§ Exercise
What you return must match the listing below character for character, minus any pictures.

§ Extracted material
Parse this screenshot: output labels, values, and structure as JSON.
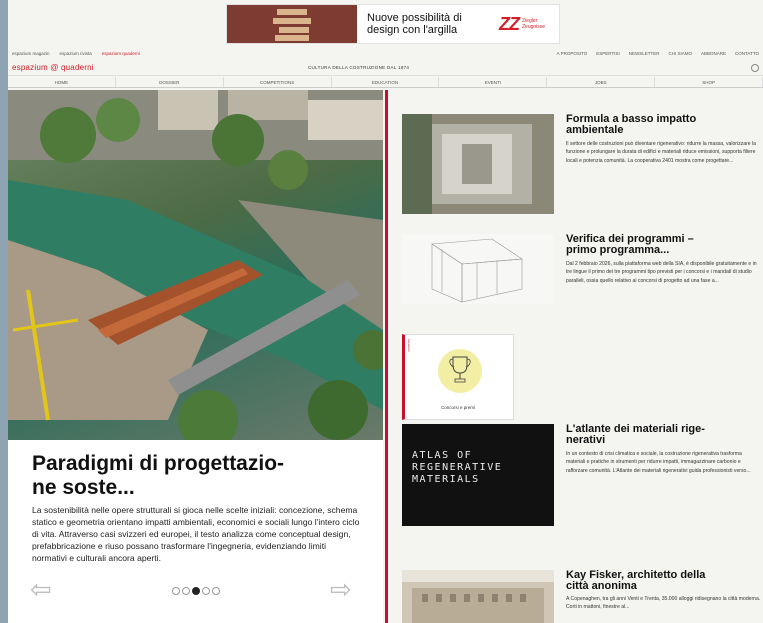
{
  "ad": {
    "headline_line1": "Nuove possibilità di",
    "headline_line2": "design con l'argilla",
    "logo_mark": "ZZ",
    "logo_sub_line1": "Ziegler",
    "logo_sub_line2": "Zeugnisse"
  },
  "toplinks": {
    "left": [
      "espazium magazin",
      "espazium rivista",
      "espazium quaderni"
    ],
    "right": [
      "A PROPOSITO",
      "ESPERTISI",
      "NEWSLETTER",
      "CHI SIAMO",
      "ABBONARE",
      "CONTATTO"
    ]
  },
  "header": {
    "logo": "espazium @ quaderni",
    "tagline": "CULTURA DELLA COSTRUZIONE DAL 1874"
  },
  "nav": [
    "HOME",
    "DOSSIER",
    "COMPETITIONS",
    "EDUCATION",
    "EVENTI",
    "JOBS",
    "SHOP"
  ],
  "hero": {
    "title_line1": "Paradigmi di progettazio-",
    "title_line2": "ne soste...",
    "text": "La sostenibilità nelle opere strutturali si gioca nelle scelte iniziali: concezione, schema statico e geometria orientano impatti ambientali, economici e sociali lungo l'intero ciclo di vita. Attraverso casi svizzeri ed europei, il testo analizza come conceptual design, prefabbricazione e riuso possano trasformare l'ingegneria, evidenziando limiti normativi e culturali ancora aperti.",
    "arrow_left": "⇦",
    "arrow_right": "⇨",
    "slides": 5,
    "active_slide": 3
  },
  "articles": [
    {
      "title_line1": "Formula a basso impatto",
      "title_line2": "ambientale",
      "text": "Il settore delle costruzioni può diventare rigenerativo: ridurre la massa, valorizzare la funzione e prolungare la durata di edifici e materiali riduce emissioni, supporta filiere locali e potenzia comunità. La cooperativa 2401 mostra come progettare..."
    },
    {
      "title_line1": "Verifica dei programmi –",
      "title_line2": "primo programma...",
      "text": "Dal 2 febbraio 2026, sulla piattaforma web della SIA, è disponibile gratuitamente e in tre lingue il primo dei tre programmi tipo previsti per i concorsi e i mandati di studio paralleli, ossia quello relativo ai concorsi di progetto ad una fase a..."
    },
    {
      "title_line1": "L'atlante dei materiali rige-",
      "title_line2": "nerativi",
      "text": "In un contesto di crisi climatica e sociale, la costruzione rigenerativa trasforma materiali e pratiche in strumenti per ridurre impatti, immagazzinare carbonio e rafforzare comunità. L'Atlante dei materiali rigenerativi guida professionisti verso...",
      "thumb_lines": [
        "ATLAS OF",
        "REGENERATIVE",
        "MATERIALS"
      ]
    },
    {
      "title_line1": "Kay Fisker, architetto della",
      "title_line2": "città anonima",
      "text": "A Copenaghen, tra gli anni Venti e Trenta, 35.000 alloggi ridisegnano la città moderna. Corti in mattoni, finestre al..."
    }
  ],
  "card": {
    "side_label": "espazium",
    "label": "Concorsi e premi"
  },
  "colors": {
    "accent": "#c8102e",
    "ad_logo": "#d21f28"
  }
}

§ Solution to the problem
Parse this screenshot: output labels, values, and structure as JSON.
{
  "ad": {
    "headline_line1": "Nuove possibilità di",
    "headline_line2": "design con l'argilla",
    "logo_mark": "ZZ",
    "logo_sub_line1": "Ziegler",
    "logo_sub_line2": "Zeugnisse"
  },
  "toplinks": {
    "left": [
      "espazium magazin",
      "espazium rivista",
      "espazium quaderni"
    ],
    "right": [
      "A PROPOSITO",
      "ESPERTISI",
      "NEWSLETTER",
      "CHI SIAMO",
      "ABBONARE",
      "CONTATTO"
    ]
  },
  "header": {
    "logo": "espazium @ quaderni",
    "tagline": "CULTURA DELLA COSTRUZIONE DAL 1874"
  },
  "nav": [
    "HOME",
    "DOSSIER",
    "COMPETITIONS",
    "EDUCATION",
    "EVENTI",
    "JOBS",
    "SHOP"
  ],
  "hero": {
    "title_line1": "Paradigmi di progettazio-",
    "title_line2": "ne soste...",
    "text": "La sostenibilità nelle opere strutturali si gioca nelle scelte iniziali: concezione, schema statico e geometria orientano impatti ambientali, economici e sociali lungo l'intero ciclo di vita. Attraverso casi svizzeri ed europei, il testo analizza come conceptual design, prefabbricazione e riuso possano trasformare l'ingegneria, evidenziando limiti normativi e culturali ancora aperti.",
    "arrow_left": "⇦",
    "arrow_right": "⇨",
    "slides": 5,
    "active_slide": 3
  },
  "articles": [
    {
      "title_line1": "Formula a basso impatto",
      "title_line2": "ambientale",
      "text": "Il settore delle costruzioni può diventare rigenerativo: ridurre la massa, valorizzare la funzione e prolungare la durata di edifici e materiali riduce emissioni, supporta filiere locali e potenzia comunità. La cooperativa 2401 mostra come progettare..."
    },
    {
      "title_line1": "Verifica dei programmi –",
      "title_line2": "primo programma...",
      "text": "Dal 2 febbraio 2026, sulla piattaforma web della SIA, è disponibile gratuitamente e in tre lingue il primo dei tre programmi tipo previsti per i concorsi e i mandati di studio paralleli, ossia quello relativo ai concorsi di progetto ad una fase a..."
    },
    {
      "title_line1": "L'atlante dei materiali rige-",
      "title_line2": "nerativi",
      "text": "In un contesto di crisi climatica e sociale, la costruzione rigenerativa trasforma materiali e pratiche in strumenti per ridurre impatti, immagazzinare carbonio e rafforzare comunità. L'Atlante dei materiali rigenerativi guida professionisti verso...",
      "thumb_lines": [
        "ATLAS OF",
        "REGENERATIVE",
        "MATERIALS"
      ]
    },
    {
      "title_line1": "Kay Fisker, architetto della",
      "title_line2": "città anonima",
      "text": "A Copenaghen, tra gli anni Venti e Trenta, 35.000 alloggi ridisegnano la città moderna. Corti in mattoni, finestre al..."
    }
  ],
  "card": {
    "side_label": "espazium",
    "label": "Concorsi e premi"
  },
  "colors": {
    "accent": "#c8102e",
    "ad_logo": "#d21f28"
  }
}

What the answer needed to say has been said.